At one time, disaster preparedness was only the concern of residents of hurricane-prone areas such as the Gulf Coast and the Atlantic seaboard, or residents of earth-quake-prone California, or those who live in that part of the country known as "Tornado Alley."
This is no longer the case. Times have changed, and we must now prepare for manmade disasters as well as those created by Mother Nature.
When seconds count, knowing what to do can make all the difference in the world.
With this in mind, the Bossier Sheriff Disaster Immediate Response Team (D.I.R.T.) was formed in 2002. This 50-man team is ready to respond with heavy equipment on a moment's notice in the event of a disaster in our parish. We also have emergency volunteers throughout the parish ready to assist our department in case a disaster strikes.

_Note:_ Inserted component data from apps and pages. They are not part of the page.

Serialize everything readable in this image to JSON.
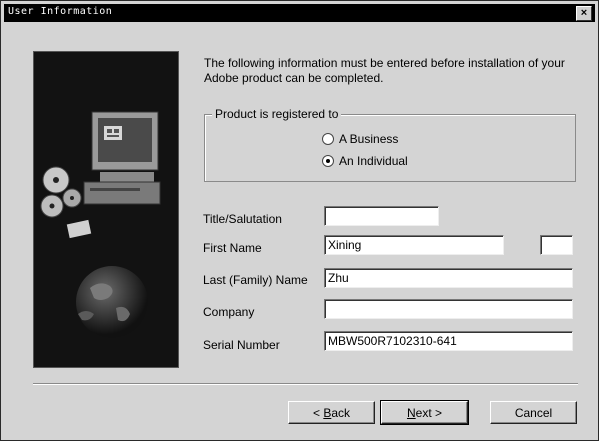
{
  "window": {
    "title": "User Information",
    "close_glyph": "×"
  },
  "intro_text": "The following information must be entered before installation of your Adobe product can be completed.",
  "registration": {
    "legend": "Product is registered to",
    "options": [
      {
        "label": "A Business",
        "checked": false
      },
      {
        "label": "An Individual",
        "checked": true
      }
    ]
  },
  "fields": {
    "title": {
      "label": "Title/Salutation",
      "value": ""
    },
    "first_name": {
      "label": "First Name",
      "value": "Xining",
      "initial_value": ""
    },
    "last_name": {
      "label": "Last (Family) Name",
      "value": "Zhu"
    },
    "company": {
      "label": "Company",
      "value": ""
    },
    "serial": {
      "label": "Serial Number",
      "value": "MBW500R7102310-641"
    }
  },
  "buttons": {
    "back": {
      "prefix": "< ",
      "accel": "B",
      "rest": "ack"
    },
    "next": {
      "accel": "N",
      "rest": "ext >"
    },
    "cancel": "Cancel"
  }
}
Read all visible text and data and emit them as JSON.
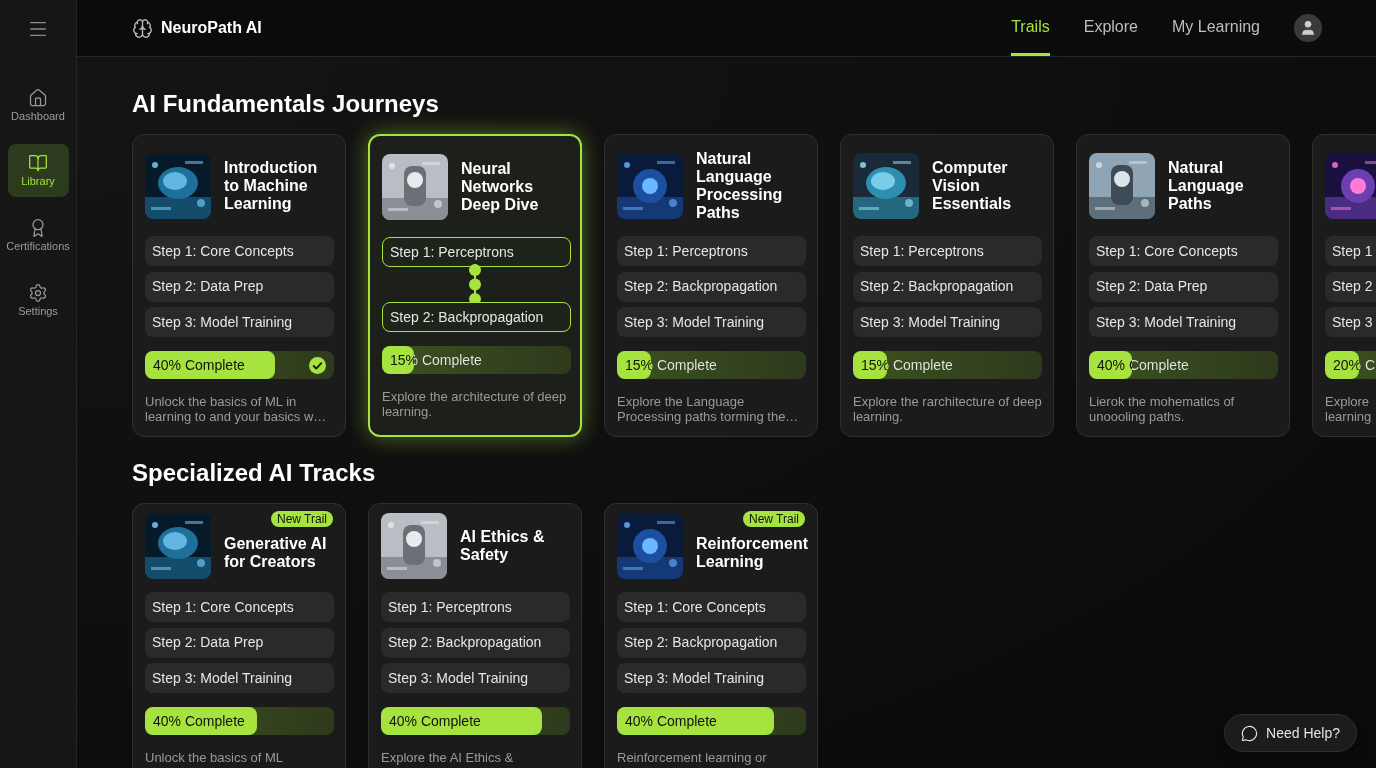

We are safer in Bossier than in many places across our land, but I join with the U.S. Department of Homeland Security in encouraging residents to create their own family emergency plans. These plans will allow families to know how to communicate with each other in the event of an emergency.
The Department of Homeland Security's "Ready" campaign encourages Americans to develop a family emergency plan to be used in case of a terrorist attack, a natural disaster or another emergency.
You have probably already seen the television ads now airing which feature children questioning parents about what to do in the event of an emergency.
While there is no way to predict the future, there are some simple things you can do now to prepare yourself and your loved ones for an emergency, either manmade or natural. Those things include assembling a supply kit and creating a family communications plan.
Survival depends on water, food and clean air--the basics. They are absolutely essential, and assembling emergency supplies for a manmade disaster is not altogether different from putting one together for a natural disaster. Think in terms of what you might do if a hurricane were headed toward the state.
I support the U.S. Department of Homeland security in recommending the following items for a basic emergency preparedness kit:
- Water, one gallon per person per day, for drinking and sanitation.
- Food, at least a three-day supply of non-perishable items.
- Battery-powered radio and extra batteries.
- First aid kit.
- Whistle, to signal for help and attract attention.
- Dust mask or cotton T-shirt to help filter the air.
- Wrench or pliers to turn off utilities.
- Can opener for food, if kit contains canned food.
- Plastic sheeting and duct tape to create a shelter-in-place.
- Infant formula and diapers if you have an infant.
- Garbage bags and plastic ties for personal sanitation.
- A sleeping bag or blanket for each person.
- One complete change of clothing and shoes per person, including a jacket or coat, long pants, a long-sleeved shirt, sturdy shoes and gloves.
Here are some additional items you may wish to include in your supply kit:
- Emergency reference materials, such as a first aid book or a printout of this information.
- Rain gear.
- Disposable cups, plates and utensils.
- Cash or traveler's checks, change.
- Paper towels.
- Fire extinguisher.
- Matches in a waterproof container.
- Signal flare.
- Paper and pencil.
- Medicine dropper.
- Feminine supplies.
- Personal hygiene items.
- Household chlorine bleach.
Bleach can be used as a disinfectant (diluted nine parts water to one part bleach), or in an emergency, it can also be used to purify water.
Do not forget to keep copies of important family records such as insurance policies and identification and bank account records in a waterproof, portable container.
It is not known whether your family will be together if a disaster occurs, so create a family plan so all of you will know how to contact each other. Go over what you will do in various situations.
Be certain that all family members know contact phone numbers and have coins or pre-paid phone cards to call those emergency contacts.
Our best defense against disasters, manmade or natural, is to take precautions well in advance. Don't delay.
Bossier Parish Sheriff Larry C. Deen’s column appears weekly in the Bossier Press-Tribune.